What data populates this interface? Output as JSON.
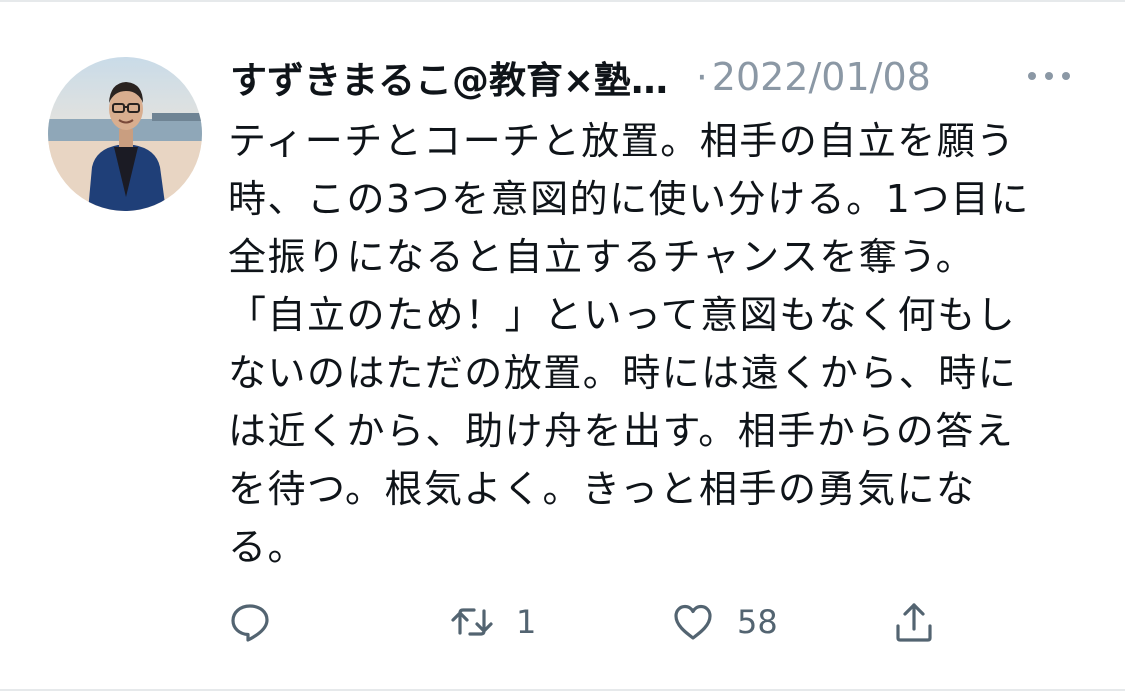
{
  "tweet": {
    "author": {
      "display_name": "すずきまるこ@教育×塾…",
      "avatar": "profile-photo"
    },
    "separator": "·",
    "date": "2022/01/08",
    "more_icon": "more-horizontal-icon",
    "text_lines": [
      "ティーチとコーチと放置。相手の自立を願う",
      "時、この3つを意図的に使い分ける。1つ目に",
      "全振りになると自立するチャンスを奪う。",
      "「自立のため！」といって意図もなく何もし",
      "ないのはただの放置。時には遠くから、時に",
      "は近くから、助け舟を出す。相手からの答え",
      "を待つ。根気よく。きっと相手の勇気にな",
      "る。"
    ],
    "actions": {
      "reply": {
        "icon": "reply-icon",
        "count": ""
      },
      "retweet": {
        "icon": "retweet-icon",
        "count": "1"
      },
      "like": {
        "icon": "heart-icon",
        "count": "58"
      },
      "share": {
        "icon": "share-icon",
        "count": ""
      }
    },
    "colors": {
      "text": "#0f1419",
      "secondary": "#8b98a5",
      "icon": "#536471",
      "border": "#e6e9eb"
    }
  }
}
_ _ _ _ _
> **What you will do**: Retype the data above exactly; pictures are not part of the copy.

> **Expected answer**:
What data populates this interface? Output as JSON.
{
  "tweet": {
    "author": {
      "display_name": "すずきまるこ@教育×塾…",
      "avatar": "profile-photo"
    },
    "separator": "·",
    "date": "2022/01/08",
    "more_icon": "more-horizontal-icon",
    "text_lines": [
      "ティーチとコーチと放置。相手の自立を願う",
      "時、この3つを意図的に使い分ける。1つ目に",
      "全振りになると自立するチャンスを奪う。",
      "「自立のため！」といって意図もなく何もし",
      "ないのはただの放置。時には遠くから、時に",
      "は近くから、助け舟を出す。相手からの答え",
      "を待つ。根気よく。きっと相手の勇気にな",
      "る。"
    ],
    "actions": {
      "reply": {
        "icon": "reply-icon",
        "count": ""
      },
      "retweet": {
        "icon": "retweet-icon",
        "count": "1"
      },
      "like": {
        "icon": "heart-icon",
        "count": "58"
      },
      "share": {
        "icon": "share-icon",
        "count": ""
      }
    },
    "colors": {
      "text": "#0f1419",
      "secondary": "#8b98a5",
      "icon": "#536471",
      "border": "#e6e9eb"
    }
  }
}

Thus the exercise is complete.